Exercise prompt: This task calls for the complete listing below, reproduced exactly.

Source material:
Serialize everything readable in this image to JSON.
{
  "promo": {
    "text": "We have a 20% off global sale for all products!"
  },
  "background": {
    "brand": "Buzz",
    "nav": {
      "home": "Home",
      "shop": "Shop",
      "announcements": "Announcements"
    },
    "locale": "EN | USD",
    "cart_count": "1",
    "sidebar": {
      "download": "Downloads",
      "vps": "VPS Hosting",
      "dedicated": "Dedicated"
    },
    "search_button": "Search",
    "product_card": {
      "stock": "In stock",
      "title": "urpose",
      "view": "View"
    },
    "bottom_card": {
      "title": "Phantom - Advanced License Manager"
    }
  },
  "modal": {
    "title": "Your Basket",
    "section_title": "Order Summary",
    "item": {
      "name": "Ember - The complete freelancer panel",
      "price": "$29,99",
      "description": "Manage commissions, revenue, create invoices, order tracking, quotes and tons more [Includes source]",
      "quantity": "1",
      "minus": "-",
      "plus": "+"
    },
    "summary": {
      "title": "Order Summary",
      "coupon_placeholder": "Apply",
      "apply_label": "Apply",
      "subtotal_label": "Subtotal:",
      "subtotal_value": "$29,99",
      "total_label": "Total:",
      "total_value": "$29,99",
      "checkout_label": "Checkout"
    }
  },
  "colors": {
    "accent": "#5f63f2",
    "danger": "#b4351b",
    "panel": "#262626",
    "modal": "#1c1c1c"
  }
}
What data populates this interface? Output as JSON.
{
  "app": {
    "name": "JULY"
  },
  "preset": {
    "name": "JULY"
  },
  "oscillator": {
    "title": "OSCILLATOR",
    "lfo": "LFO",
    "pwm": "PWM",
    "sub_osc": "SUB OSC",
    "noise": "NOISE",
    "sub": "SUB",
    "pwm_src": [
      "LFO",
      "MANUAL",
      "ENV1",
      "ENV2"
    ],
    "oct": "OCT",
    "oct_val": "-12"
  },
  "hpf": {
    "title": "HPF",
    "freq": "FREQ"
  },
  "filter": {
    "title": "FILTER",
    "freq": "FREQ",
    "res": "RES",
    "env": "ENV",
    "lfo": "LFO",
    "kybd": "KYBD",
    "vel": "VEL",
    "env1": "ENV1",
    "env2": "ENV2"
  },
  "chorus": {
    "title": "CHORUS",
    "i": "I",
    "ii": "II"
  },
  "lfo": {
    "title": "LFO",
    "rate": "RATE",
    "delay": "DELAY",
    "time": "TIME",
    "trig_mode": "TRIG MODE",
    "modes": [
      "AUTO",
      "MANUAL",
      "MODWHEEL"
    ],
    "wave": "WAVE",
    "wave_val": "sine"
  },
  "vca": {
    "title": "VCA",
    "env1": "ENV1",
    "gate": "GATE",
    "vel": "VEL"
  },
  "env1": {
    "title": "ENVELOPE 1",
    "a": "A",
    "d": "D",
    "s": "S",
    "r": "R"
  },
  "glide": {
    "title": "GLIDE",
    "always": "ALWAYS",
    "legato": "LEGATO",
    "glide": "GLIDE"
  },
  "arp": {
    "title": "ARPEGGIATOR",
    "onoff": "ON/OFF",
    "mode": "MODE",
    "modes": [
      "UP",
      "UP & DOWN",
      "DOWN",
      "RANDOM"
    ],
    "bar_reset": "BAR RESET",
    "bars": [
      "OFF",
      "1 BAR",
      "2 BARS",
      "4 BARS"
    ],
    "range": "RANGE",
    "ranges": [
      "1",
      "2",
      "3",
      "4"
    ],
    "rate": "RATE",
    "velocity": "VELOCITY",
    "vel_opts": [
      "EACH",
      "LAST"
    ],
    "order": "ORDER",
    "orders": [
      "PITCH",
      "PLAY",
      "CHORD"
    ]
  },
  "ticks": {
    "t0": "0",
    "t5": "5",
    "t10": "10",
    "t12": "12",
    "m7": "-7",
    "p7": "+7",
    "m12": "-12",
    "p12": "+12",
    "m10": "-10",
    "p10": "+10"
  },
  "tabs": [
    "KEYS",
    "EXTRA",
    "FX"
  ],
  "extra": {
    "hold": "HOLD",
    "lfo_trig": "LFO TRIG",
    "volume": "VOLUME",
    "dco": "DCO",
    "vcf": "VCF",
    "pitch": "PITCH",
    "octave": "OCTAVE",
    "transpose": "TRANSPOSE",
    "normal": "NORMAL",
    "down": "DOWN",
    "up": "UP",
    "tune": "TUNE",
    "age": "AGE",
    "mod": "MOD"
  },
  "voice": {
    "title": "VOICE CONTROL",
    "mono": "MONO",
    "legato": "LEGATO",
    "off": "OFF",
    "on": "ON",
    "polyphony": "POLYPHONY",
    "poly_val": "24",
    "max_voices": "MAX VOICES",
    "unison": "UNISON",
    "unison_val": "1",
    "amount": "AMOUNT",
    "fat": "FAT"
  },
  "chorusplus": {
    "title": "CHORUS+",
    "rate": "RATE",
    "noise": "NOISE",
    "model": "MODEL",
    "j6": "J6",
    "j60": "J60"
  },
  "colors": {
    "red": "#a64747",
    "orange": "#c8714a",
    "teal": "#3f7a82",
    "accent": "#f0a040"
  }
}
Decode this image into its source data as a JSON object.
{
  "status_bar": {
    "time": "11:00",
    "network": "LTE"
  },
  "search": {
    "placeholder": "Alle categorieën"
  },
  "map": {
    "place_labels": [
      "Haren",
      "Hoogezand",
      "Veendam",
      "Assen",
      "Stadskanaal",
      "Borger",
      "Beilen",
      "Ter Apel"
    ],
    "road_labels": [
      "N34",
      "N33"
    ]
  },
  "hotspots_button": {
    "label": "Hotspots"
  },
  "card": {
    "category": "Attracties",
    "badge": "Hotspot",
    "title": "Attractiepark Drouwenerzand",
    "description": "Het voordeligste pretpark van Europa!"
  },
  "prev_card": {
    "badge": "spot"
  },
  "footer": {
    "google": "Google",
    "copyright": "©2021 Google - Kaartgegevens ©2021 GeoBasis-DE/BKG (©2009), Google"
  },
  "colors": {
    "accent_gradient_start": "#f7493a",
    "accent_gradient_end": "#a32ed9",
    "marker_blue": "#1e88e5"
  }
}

Response area:
Serialize everything readable in this image to JSON.
{
  "promo": {
    "text": "We have a 20% off global sale for all products!"
  },
  "background": {
    "brand": "Buzz",
    "nav": {
      "home": "Home",
      "shop": "Shop",
      "announcements": "Announcements"
    },
    "locale": "EN | USD",
    "cart_count": "1",
    "sidebar": {
      "download": "Downloads",
      "vps": "VPS Hosting",
      "dedicated": "Dedicated"
    },
    "search_button": "Search",
    "product_card": {
      "stock": "In stock",
      "title": "urpose",
      "view": "View"
    },
    "bottom_card": {
      "title": "Phantom - Advanced License Manager"
    }
  },
  "modal": {
    "title": "Your Basket",
    "section_title": "Order Summary",
    "item": {
      "name": "Ember - The complete freelancer panel",
      "price": "$29,99",
      "description": "Manage commissions, revenue, create invoices, order tracking, quotes and tons more [Includes source]",
      "quantity": "1",
      "minus": "-",
      "plus": "+"
    },
    "summary": {
      "title": "Order Summary",
      "coupon_placeholder": "Apply",
      "apply_label": "Apply",
      "subtotal_label": "Subtotal:",
      "subtotal_value": "$29,99",
      "total_label": "Total:",
      "total_value": "$29,99",
      "checkout_label": "Checkout"
    }
  },
  "colors": {
    "accent": "#5f63f2",
    "danger": "#b4351b",
    "panel": "#262626",
    "modal": "#1c1c1c"
  }
}
What data populates this interface? Output as JSON.
{
  "app": {
    "name": "JULY"
  },
  "preset": {
    "name": "JULY"
  },
  "oscillator": {
    "title": "OSCILLATOR",
    "lfo": "LFO",
    "pwm": "PWM",
    "sub_osc": "SUB OSC",
    "noise": "NOISE",
    "sub": "SUB",
    "pwm_src": [
      "LFO",
      "MANUAL",
      "ENV1",
      "ENV2"
    ],
    "oct": "OCT",
    "oct_val": "-12"
  },
  "hpf": {
    "title": "HPF",
    "freq": "FREQ"
  },
  "filter": {
    "title": "FILTER",
    "freq": "FREQ",
    "res": "RES",
    "env": "ENV",
    "lfo": "LFO",
    "kybd": "KYBD",
    "vel": "VEL",
    "env1": "ENV1",
    "env2": "ENV2"
  },
  "chorus": {
    "title": "CHORUS",
    "i": "I",
    "ii": "II"
  },
  "lfo": {
    "title": "LFO",
    "rate": "RATE",
    "delay": "DELAY",
    "time": "TIME",
    "trig_mode": "TRIG MODE",
    "modes": [
      "AUTO",
      "MANUAL",
      "MODWHEEL"
    ],
    "wave": "WAVE",
    "wave_val": "sine"
  },
  "vca": {
    "title": "VCA",
    "env1": "ENV1",
    "gate": "GATE",
    "vel": "VEL"
  },
  "env1": {
    "title": "ENVELOPE 1",
    "a": "A",
    "d": "D",
    "s": "S",
    "r": "R"
  },
  "glide": {
    "title": "GLIDE",
    "always": "ALWAYS",
    "legato": "LEGATO",
    "glide": "GLIDE"
  },
  "arp": {
    "title": "ARPEGGIATOR",
    "onoff": "ON/OFF",
    "mode": "MODE",
    "modes": [
      "UP",
      "UP & DOWN",
      "DOWN",
      "RANDOM"
    ],
    "bar_reset": "BAR RESET",
    "bars": [
      "OFF",
      "1 BAR",
      "2 BARS",
      "4 BARS"
    ],
    "range": "RANGE",
    "ranges": [
      "1",
      "2",
      "3",
      "4"
    ],
    "rate": "RATE",
    "velocity": "VELOCITY",
    "vel_opts": [
      "EACH",
      "LAST"
    ],
    "order": "ORDER",
    "orders": [
      "PITCH",
      "PLAY",
      "CHORD"
    ]
  },
  "ticks": {
    "t0": "0",
    "t5": "5",
    "t10": "10",
    "t12": "12",
    "m7": "-7",
    "p7": "+7",
    "m12": "-12",
    "p12": "+12",
    "m10": "-10",
    "p10": "+10"
  },
  "tabs": [
    "KEYS",
    "EXTRA",
    "FX"
  ],
  "extra": {
    "hold": "HOLD",
    "lfo_trig": "LFO TRIG",
    "volume": "VOLUME",
    "dco": "DCO",
    "vcf": "VCF",
    "pitch": "PITCH",
    "octave": "OCTAVE",
    "transpose": "TRANSPOSE",
    "normal": "NORMAL",
    "down": "DOWN",
    "up": "UP",
    "tune": "TUNE",
    "age": "AGE",
    "mod": "MOD"
  },
  "voice": {
    "title": "VOICE CONTROL",
    "mono": "MONO",
    "legato": "LEGATO",
    "off": "OFF",
    "on": "ON",
    "polyphony": "POLYPHONY",
    "poly_val": "24",
    "max_voices": "MAX VOICES",
    "unison": "UNISON",
    "unison_val": "1",
    "amount": "AMOUNT",
    "fat": "FAT"
  },
  "chorusplus": {
    "title": "CHORUS+",
    "rate": "RATE",
    "noise": "NOISE",
    "model": "MODEL",
    "j6": "J6",
    "j60": "J60"
  },
  "colors": {
    "red": "#a64747",
    "orange": "#c8714a",
    "teal": "#3f7a82",
    "accent": "#f0a040"
  }
}
Decode this image into its source data as a JSON object.
{
  "status_bar": {
    "time": "11:00",
    "network": "LTE"
  },
  "search": {
    "placeholder": "Alle categorieën"
  },
  "map": {
    "place_labels": [
      "Haren",
      "Hoogezand",
      "Veendam",
      "Assen",
      "Stadskanaal",
      "Borger",
      "Beilen",
      "Ter Apel"
    ],
    "road_labels": [
      "N34",
      "N33"
    ]
  },
  "hotspots_button": {
    "label": "Hotspots"
  },
  "card": {
    "category": "Attracties",
    "badge": "Hotspot",
    "title": "Attractiepark Drouwenerzand",
    "description": "Het voordeligste pretpark van Europa!"
  },
  "prev_card": {
    "badge": "spot"
  },
  "footer": {
    "google": "Google",
    "copyright": "©2021 Google - Kaartgegevens ©2021 GeoBasis-DE/BKG (©2009), Google"
  },
  "colors": {
    "accent_gradient_start": "#f7493a",
    "accent_gradient_end": "#a32ed9",
    "marker_blue": "#1e88e5"
  }
}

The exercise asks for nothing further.